November 6th, 2013 11:14 AM by Eileen Denhard
Banks made more mortgages last year than in any year since the housing downturn struck in 2007, buoyed by interest rates that reached their lowest levels on record, according to federal lending data released Wednesday.
The data were collected from 7,400 financial institutions under the Home Mortgage Disclosure Act. Researchers at the Federal Reserve who analyzed the data also published a paper full of noteworthy observations. Here are eight takeaways:
1. Lending is up, but there’s a big asterisk. While the number of mortgage loans made in 2012 increased by 38%, most of that came from refinancing. The number of loans made to people actually buying homes increased by 13% to levels that were still shy of every year between 2000 and 2009. Refinancing got a big boost from low mortgage rates and from retooled federal programs to help borrowers refinance even though they didn’t have any equity in their homes.
2. Borrowers are having trouble making big down payments. Loans made by the two federal agencies with the easiest terms today—the Federal Housing Administration, which requires down payments of just 3.5%, and the Department of Veterans Affairs, which makes loans to veterans and doesn’t require any money down—accounted for almost 45% of owner-occupant home-purchase loans. The share of FHA borrowers with incomes above $100,000 has nearly doubled since 2007, to around 15%, according to the Fed researchers, but the median incomes of FHA borrowers was still 40% lower than incomes of borrowers taking out conventional loans.
3. Large racial and ethnic wealth gaps persist. The number of loans for home purchases by Asian and white borrowers increased by 15%, while lending to African-Americans and Hispanics increased at less than half that rate. Home purchase lending was also weakest in low-income census tracks that have a high share of minority households.
4. The CRA didn’t cause the crisis. In recent years, some critics have argued that the Community Reinvestment Act, a 1977 federal law designed to ensure banks were serving poor neighborhoods, was partly responsible for the mortgage crisis. But the Fed researchers tracked CRA-eligible loans made by banks in 2006—the peak of the housing boom—and found they had below-average delinquency rates. “These findings are inconsistent with the notion that the CRA was a principal driver of the mortgage and financial crisis,” the Fed report concluded.
5. Loan quality is pristine. Average credit scores rose from 701 to 728 for home-purchase loans between 2006 and 2010. Another measure of loan quality, early delinquency rates, have plunged. For conventional home-purchase mortgages made in 2010, just 0.5% of loans had missed two or more payments within their first two years, about 1/20 the rate for loans in 2006.

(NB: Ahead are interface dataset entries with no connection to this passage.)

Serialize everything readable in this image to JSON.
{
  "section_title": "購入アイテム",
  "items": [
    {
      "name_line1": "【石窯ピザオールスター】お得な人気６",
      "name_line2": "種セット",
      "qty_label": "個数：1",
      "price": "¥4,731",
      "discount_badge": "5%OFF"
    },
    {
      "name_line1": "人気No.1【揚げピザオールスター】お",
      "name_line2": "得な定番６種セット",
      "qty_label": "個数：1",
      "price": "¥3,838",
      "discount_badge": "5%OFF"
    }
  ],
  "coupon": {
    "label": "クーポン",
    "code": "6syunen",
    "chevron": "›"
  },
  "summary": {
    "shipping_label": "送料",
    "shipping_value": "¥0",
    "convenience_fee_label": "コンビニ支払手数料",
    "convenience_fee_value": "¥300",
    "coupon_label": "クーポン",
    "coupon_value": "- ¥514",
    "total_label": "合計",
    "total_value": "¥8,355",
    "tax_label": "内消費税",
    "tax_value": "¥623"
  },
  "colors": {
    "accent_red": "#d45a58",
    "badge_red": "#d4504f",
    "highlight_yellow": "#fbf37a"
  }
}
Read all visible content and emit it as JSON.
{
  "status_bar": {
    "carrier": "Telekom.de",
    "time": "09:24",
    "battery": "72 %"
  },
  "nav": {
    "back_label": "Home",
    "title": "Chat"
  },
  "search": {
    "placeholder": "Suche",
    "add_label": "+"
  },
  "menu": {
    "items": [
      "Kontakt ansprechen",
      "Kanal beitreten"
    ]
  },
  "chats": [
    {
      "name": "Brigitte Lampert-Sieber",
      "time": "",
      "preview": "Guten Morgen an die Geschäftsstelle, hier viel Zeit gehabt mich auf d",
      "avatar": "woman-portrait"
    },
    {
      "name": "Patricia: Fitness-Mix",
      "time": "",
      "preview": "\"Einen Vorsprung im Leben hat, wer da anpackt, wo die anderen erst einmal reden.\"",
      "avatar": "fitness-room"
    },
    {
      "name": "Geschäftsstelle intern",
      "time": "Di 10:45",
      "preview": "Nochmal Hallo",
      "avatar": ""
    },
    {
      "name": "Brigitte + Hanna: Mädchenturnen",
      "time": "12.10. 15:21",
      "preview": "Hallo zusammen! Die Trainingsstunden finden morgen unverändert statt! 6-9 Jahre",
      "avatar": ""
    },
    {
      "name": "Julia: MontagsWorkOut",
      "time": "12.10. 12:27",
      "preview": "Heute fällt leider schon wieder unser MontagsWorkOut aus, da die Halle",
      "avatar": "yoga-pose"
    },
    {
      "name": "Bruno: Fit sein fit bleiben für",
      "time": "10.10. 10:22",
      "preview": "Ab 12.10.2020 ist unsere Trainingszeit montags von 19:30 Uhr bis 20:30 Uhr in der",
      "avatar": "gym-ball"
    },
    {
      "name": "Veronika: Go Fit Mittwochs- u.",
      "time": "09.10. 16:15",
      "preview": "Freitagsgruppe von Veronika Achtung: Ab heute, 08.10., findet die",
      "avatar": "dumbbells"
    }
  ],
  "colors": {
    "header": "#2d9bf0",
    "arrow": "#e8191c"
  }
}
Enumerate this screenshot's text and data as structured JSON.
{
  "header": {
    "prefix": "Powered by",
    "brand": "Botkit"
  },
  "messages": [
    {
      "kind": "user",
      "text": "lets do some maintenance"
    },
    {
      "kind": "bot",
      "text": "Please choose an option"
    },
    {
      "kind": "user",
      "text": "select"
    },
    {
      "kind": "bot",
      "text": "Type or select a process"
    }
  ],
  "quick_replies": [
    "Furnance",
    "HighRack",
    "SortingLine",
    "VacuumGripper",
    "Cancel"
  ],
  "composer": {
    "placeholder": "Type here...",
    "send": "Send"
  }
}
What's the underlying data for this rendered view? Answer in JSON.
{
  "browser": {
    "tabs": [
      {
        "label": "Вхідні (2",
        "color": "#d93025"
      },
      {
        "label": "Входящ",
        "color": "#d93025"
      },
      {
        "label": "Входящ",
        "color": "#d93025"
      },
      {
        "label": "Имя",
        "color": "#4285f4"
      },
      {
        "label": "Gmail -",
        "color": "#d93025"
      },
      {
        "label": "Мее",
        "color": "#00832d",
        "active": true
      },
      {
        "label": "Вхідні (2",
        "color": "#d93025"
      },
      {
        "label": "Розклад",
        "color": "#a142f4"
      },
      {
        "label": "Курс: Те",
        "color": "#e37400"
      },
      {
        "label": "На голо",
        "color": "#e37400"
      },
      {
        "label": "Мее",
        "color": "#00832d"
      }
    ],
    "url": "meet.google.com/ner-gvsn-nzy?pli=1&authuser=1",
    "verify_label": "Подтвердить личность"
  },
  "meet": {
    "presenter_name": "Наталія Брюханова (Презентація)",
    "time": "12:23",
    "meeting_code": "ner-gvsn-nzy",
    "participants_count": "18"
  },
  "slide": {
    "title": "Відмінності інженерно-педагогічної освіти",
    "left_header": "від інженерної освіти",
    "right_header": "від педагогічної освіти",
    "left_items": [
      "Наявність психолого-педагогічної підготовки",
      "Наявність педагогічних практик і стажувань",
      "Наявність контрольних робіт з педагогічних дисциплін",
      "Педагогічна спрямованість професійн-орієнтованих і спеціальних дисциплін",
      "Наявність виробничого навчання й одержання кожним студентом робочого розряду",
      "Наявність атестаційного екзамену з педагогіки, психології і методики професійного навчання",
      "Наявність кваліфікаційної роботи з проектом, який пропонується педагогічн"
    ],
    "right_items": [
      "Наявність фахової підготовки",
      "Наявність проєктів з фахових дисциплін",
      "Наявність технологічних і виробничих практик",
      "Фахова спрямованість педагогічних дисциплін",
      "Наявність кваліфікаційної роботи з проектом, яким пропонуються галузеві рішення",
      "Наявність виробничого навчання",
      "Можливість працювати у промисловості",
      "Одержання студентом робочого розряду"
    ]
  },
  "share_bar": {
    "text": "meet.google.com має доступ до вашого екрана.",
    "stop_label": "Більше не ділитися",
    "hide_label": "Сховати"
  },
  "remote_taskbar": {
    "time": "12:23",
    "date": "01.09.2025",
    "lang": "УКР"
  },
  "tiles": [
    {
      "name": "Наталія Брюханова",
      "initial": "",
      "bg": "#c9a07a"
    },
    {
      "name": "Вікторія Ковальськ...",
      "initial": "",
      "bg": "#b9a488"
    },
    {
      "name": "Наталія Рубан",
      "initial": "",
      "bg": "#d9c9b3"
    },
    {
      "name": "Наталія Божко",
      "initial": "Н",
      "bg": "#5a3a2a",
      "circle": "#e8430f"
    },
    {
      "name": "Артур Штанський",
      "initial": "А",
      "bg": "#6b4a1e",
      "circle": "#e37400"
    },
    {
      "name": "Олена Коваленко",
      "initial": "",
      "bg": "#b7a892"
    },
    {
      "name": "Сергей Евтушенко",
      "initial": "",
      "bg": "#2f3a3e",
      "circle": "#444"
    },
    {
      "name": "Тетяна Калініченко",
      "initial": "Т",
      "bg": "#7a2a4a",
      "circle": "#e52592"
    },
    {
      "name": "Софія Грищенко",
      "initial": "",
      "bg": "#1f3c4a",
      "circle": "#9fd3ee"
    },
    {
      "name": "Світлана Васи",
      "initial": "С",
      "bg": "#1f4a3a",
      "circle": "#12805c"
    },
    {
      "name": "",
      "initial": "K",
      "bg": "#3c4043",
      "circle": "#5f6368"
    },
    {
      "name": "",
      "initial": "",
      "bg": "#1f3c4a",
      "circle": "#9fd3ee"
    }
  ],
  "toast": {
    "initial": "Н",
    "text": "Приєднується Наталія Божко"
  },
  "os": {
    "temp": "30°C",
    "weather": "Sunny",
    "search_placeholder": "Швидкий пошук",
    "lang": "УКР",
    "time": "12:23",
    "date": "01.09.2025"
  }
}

6. The “qualified mortgage” rule shouldn’t be a major problem. In January, banks could face additional legal liability if they don’t properly ensure borrowers have the ability to repay a loan. The Consumer Financial Protection Bureau issued a “qualified mortgage” standard earlier this year that sets out steps banks can take to prove compliance with the ability-to-pay standard. The “QM” definition says borrowers can’t have total debts that exceed 43% of their monthly income, though the cutoff doesn’t apply to loans which are sold to federally related entities. Around 22% of home-purchase loans in 2010 had debt ratios above 43%, but 70% of those loans were government-backed, meaning they could have still been deemed “qualified mortgages.”
7. Lending is coming back faster for investors. Since 2009, lending to non-owner-occupant buyers “has grown more robustly than owner-occupant lending.” Lending to investors or vacation home buyers rose from 12% of all home-purchase lending in 2010 to 15% of the market in 2011 and 2012.
8. Home-equity lending is way down. During the housing bubble, many homeowners used second mortgages, or “piggyback” loans, to buy their house, eliminating the need for a down payment in some cases. Others used home-equity loans to take cash out of their house to fund renovations or other spending. In 2006, nearly 1.3 million borrowers used a second mortgage to buy a home, this fell to under 42,000 in 2010, and it has stayed near that level in 2011 and 2012. Meanwhile, home-equity loans for home improvement fell to 73,000 loans last year, down from nearly 600,000 in 2006.